### Problem details
In the data, find the word "this" and copy out every line that has it.

### Input
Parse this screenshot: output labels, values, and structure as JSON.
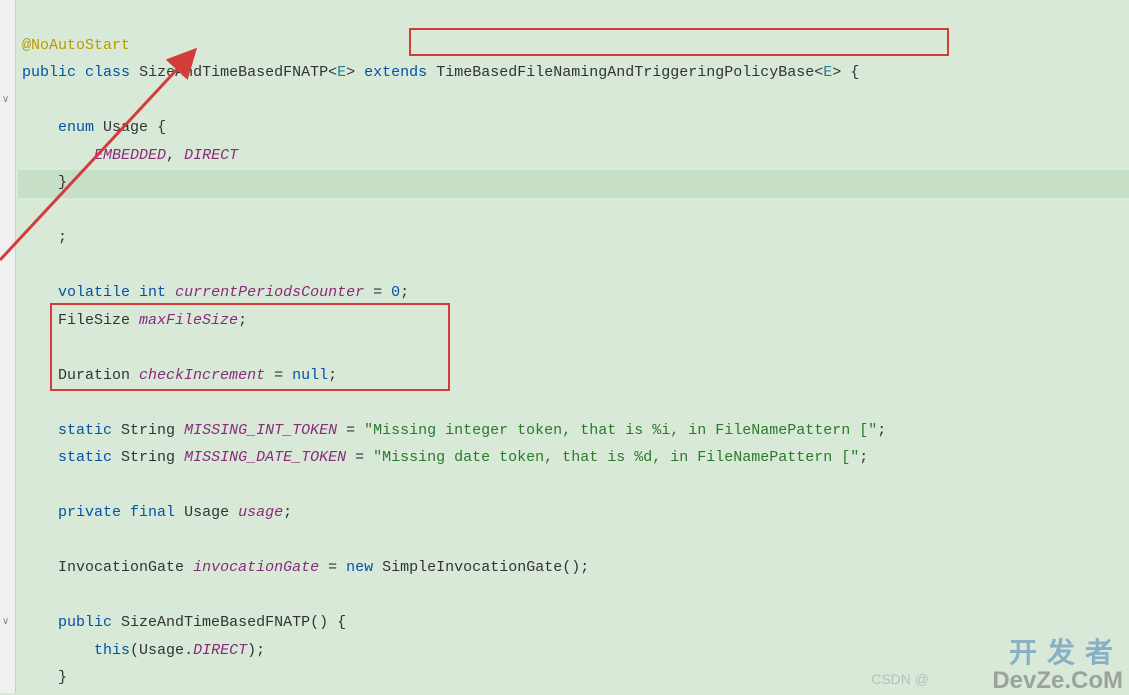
{
  "code": {
    "annotation": "@NoAutoStart",
    "kw_public": "public",
    "kw_class": "class",
    "class_name": "SizeAndTimeBasedFNATP",
    "generic_open": "<",
    "generic_E": "E",
    "generic_close": ">",
    "kw_extends": "extends",
    "base_class": "TimeBasedFileNamingAndTriggeringPolicyBase",
    "brace_open": "{",
    "brace_close": "}",
    "kw_enum": "enum",
    "enum_name": "Usage",
    "enum_val1": "EMBEDDED",
    "enum_sep": ",",
    "enum_val2": "DIRECT",
    "semicolon": ";",
    "kw_volatile": "volatile",
    "kw_int": "int",
    "fld_counter": "currentPeriodsCounter",
    "eq": "=",
    "zero": "0",
    "type_FileSize": "FileSize",
    "fld_maxFileSize": "maxFileSize",
    "type_Duration": "Duration",
    "fld_checkIncrement": "checkIncrement",
    "kw_null": "null",
    "kw_static": "static",
    "type_String": "String",
    "const_missing_int": "MISSING_INT_TOKEN",
    "str_missing_int": "\"Missing integer token, that is %i, in FileNamePattern [\"",
    "const_missing_date": "MISSING_DATE_TOKEN",
    "str_missing_date": "\"Missing date token, that is %d, in FileNamePattern [\"",
    "kw_private": "private",
    "kw_final": "final",
    "type_Usage": "Usage",
    "fld_usage": "usage",
    "type_InvocationGate": "InvocationGate",
    "fld_invocationGate": "invocationGate",
    "kw_new": "new",
    "ctor_SimpleGate": "SimpleInvocationGate",
    "parens": "()",
    "ctor_name": "SizeAndTimeBasedFNATP",
    "kw_this": "this",
    "usage_ref": "Usage",
    "dot": ".",
    "direct_ref": "DIRECT"
  },
  "watermark": {
    "cn": "开发者",
    "en": "DevZe.CoM",
    "csdn": "CSDN @"
  }
}
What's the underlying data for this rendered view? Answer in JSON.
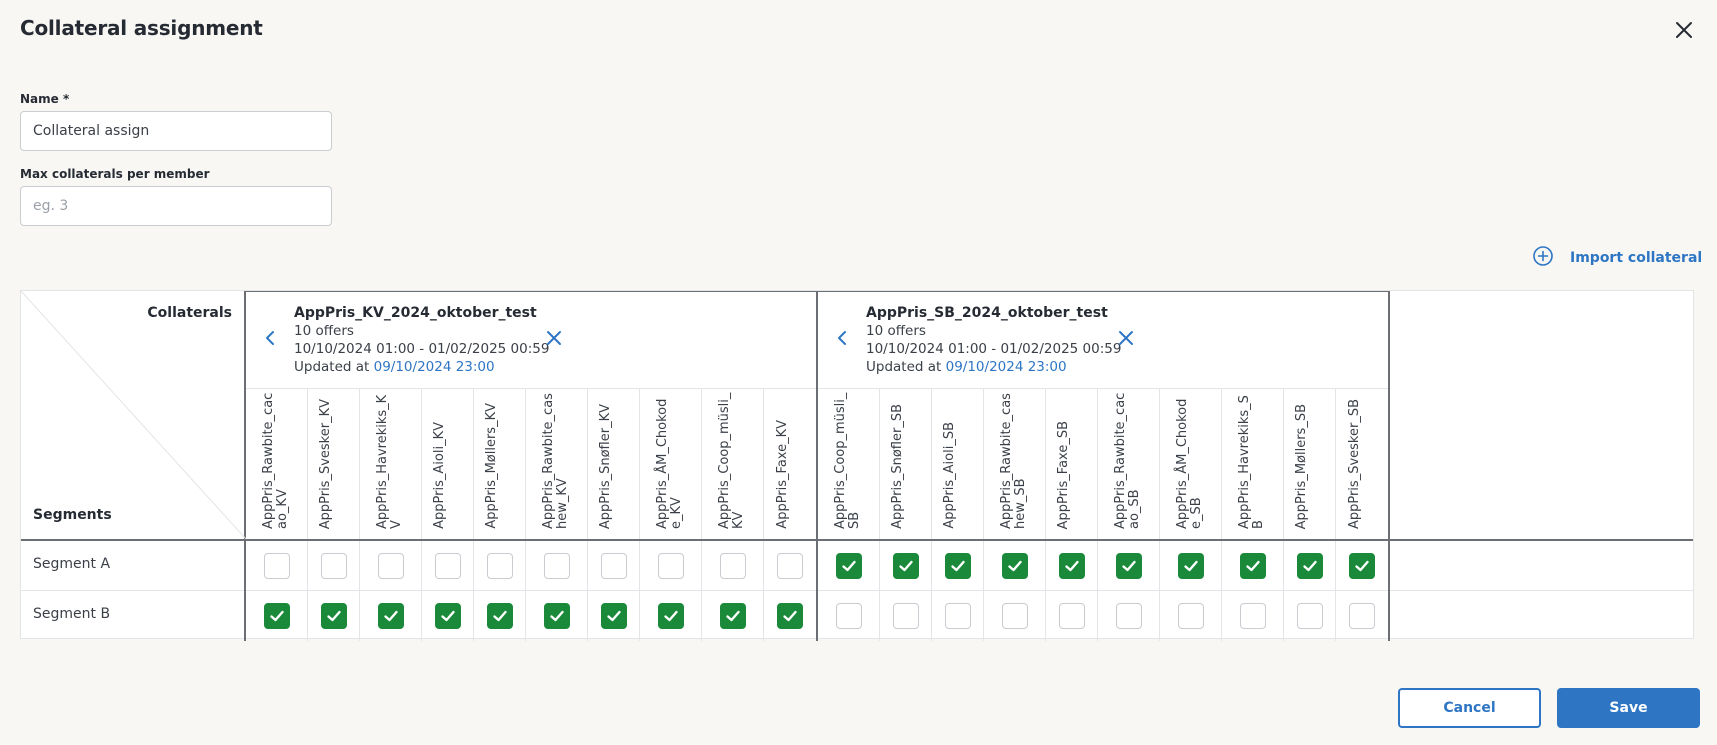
{
  "dialog": {
    "title": "Collateral assignment"
  },
  "form": {
    "name_label": "Name *",
    "name_value": "Collateral assign",
    "max_label": "Max collaterals per member",
    "max_placeholder": "eg. 3"
  },
  "import_label": "Import collateral",
  "grid": {
    "corner_collaterals": "Collaterals",
    "corner_segments": "Segments",
    "groups": [
      {
        "name": "AppPris_KV_2024_oktober_test",
        "offers": "10 offers",
        "range": "10/10/2024 01:00 - 01/02/2025 00:59",
        "updated_prefix": "Updated at ",
        "updated_at": "09/10/2024 23:00",
        "columns": [
          "AppPris_Rawbite_cacao_KV",
          "AppPris_Svesker_KV",
          "AppPris_Havrekiks_KV",
          "AppPris_Aioli_KV",
          "AppPris_Møllers_KV",
          "AppPris_Rawbite_cashew_KV",
          "AppPris_Snøfler_KV",
          "AppPris_ÅM_Chokode_KV",
          "AppPris_Coop_müsli_KV",
          "AppPris_Faxe_KV"
        ]
      },
      {
        "name": "AppPris_SB_2024_oktober_test",
        "offers": "10 offers",
        "range": "10/10/2024 01:00 - 01/02/2025 00:59",
        "updated_prefix": "Updated at ",
        "updated_at": "09/10/2024 23:00",
        "columns": [
          "AppPris_Coop_müsli_SB",
          "AppPris_Snøfler_SB",
          "AppPris_Aioli_SB",
          "AppPris_Rawbite_cashew_SB",
          "AppPris_Faxe_SB",
          "AppPris_Rawbite_cacao_SB",
          "AppPris_ÅM_Chokode_SB",
          "AppPris_Havrekiks_SB",
          "AppPris_Møllers_SB",
          "AppPris_Svesker_SB"
        ]
      }
    ],
    "rows": [
      {
        "label": "Segment A",
        "checks": [
          false,
          false,
          false,
          false,
          false,
          false,
          false,
          false,
          false,
          false,
          true,
          true,
          true,
          true,
          true,
          true,
          true,
          true,
          true,
          true
        ]
      },
      {
        "label": "Segment B",
        "checks": [
          true,
          true,
          true,
          true,
          true,
          true,
          true,
          true,
          true,
          true,
          false,
          false,
          false,
          false,
          false,
          false,
          false,
          false,
          false,
          false
        ]
      }
    ]
  },
  "actions": {
    "cancel": "Cancel",
    "save": "Save"
  },
  "colors": {
    "accent": "#2e76c4",
    "check": "#1a8a3a"
  }
}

### Your solution
Parse this screenshot: output labels, values, and structure as JSON.
    "kw_this": "this",
What's the underlying data for this rendered view? Answer in JSON.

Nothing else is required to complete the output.